Overall, I find the authors’ evidence pretty compelling. Where I differ is in my approach to what it all means. To me, the biggest issue with the article is the insinuation – more evident in the media coverage than in the manuscript itself – that this is all part of some conspiracy to stigmatize and recolonize the Global South. For example, author Tobias Ide told the Atlantic, “I am not saying that everyone who focuses on climate change in Syria or Kenya is automatically promoting colonial behavior, but if there’s a connective frame it might well facilitate this kind of thinking.” Like most conspiracy theories, this claim is much more elaborate and logical than reality can support.
First, the idea that scholars studying climate change and conflict are consciously forwarding the agenda of global capital and Western hegemony is, on face, pretty far-fetched. If anything, I’d argue the people most invested in this literature are more likely to be deeply committed to reducing the vulnerability of marginalized populations to the vicissitudes of nature than acting as agents of global capital.
Second, my own research into the streetlight effect suggests it emerges for incredibly prosaic reasons. Humans are creatures of habit and convenience. It’s not that researchers have made systematic errors, a questions Hsiang raises. Rather, it’s that on margin, it’s easier to work in places where we can speak the language, reasonably expect to do our work free from government interference or repression, and not have ourselves or our studies imperiled by political instability. And given that English is the lingua franca of scientific discourse, this tends to mean more politically open former British colonies.
These are very human desires, and they’re completely understandable without resort to a larger, more politically charged narrative. These permissive factors are, of course, tied to colonialism and histories of oppression and exploitation. But this doesn’t diminish the reality facing current researchers when they decide where to locate their analyses. One of the more powerful insights about the streetlight effect is that it imposes limits on our knowledge and the validity of entire areas of inquiry—even if the individual studies within that area of inquiry are themselves iron-clad and the researchers are operating in the best possible faith.

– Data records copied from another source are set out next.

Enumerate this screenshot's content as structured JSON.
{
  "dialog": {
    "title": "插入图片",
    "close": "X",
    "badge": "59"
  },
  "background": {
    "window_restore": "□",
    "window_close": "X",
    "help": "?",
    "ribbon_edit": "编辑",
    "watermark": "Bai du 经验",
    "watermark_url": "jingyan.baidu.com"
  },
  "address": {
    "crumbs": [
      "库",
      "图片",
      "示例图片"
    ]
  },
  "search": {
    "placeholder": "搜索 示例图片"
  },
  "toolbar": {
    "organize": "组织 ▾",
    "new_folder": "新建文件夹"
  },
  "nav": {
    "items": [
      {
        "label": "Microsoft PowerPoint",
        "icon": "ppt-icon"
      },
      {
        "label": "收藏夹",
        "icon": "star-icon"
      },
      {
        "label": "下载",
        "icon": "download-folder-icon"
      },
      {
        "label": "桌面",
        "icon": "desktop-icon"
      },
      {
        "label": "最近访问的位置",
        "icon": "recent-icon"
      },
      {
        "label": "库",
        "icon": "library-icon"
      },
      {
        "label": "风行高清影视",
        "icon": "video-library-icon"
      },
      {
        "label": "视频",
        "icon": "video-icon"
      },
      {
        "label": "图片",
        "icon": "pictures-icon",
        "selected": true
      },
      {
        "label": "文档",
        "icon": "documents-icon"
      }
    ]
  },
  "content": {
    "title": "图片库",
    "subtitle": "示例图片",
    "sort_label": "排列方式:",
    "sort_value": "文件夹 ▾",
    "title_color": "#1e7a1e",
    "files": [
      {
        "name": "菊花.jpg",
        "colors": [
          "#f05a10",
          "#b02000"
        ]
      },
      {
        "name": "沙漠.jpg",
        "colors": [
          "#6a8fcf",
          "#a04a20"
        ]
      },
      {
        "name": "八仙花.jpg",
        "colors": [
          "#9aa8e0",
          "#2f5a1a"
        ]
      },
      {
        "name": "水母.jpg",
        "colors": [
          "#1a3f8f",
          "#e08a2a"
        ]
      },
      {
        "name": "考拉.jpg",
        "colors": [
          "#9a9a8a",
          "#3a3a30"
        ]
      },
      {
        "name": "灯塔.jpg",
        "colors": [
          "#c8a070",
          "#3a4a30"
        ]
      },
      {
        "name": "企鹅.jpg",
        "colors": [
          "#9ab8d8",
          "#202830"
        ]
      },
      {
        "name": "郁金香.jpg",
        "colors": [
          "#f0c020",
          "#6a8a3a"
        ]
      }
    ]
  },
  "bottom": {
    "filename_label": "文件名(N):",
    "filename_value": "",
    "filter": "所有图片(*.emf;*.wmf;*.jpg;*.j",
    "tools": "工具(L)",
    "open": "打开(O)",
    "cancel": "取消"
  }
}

In sum, I think the authors have done us all a service by highlighting the nature of potential biases in climate-conflict research. We learned something new, and future assessments of the security implications of climate change will have to wrestle with this finding. Does it undermine the evidentiary basis for links between climate change and conflict? No. But it does suggest that looking where the light is may lead us to misdiagnose the conditions under which climate change may contribute to conflict—and that is not just a problem for researchers, but for the people who are most vulnerable to both climate change and conflict.
This post originally appeared on The New Security Beat, the blog of the Wilson Center’s Environmental Change and Security Program.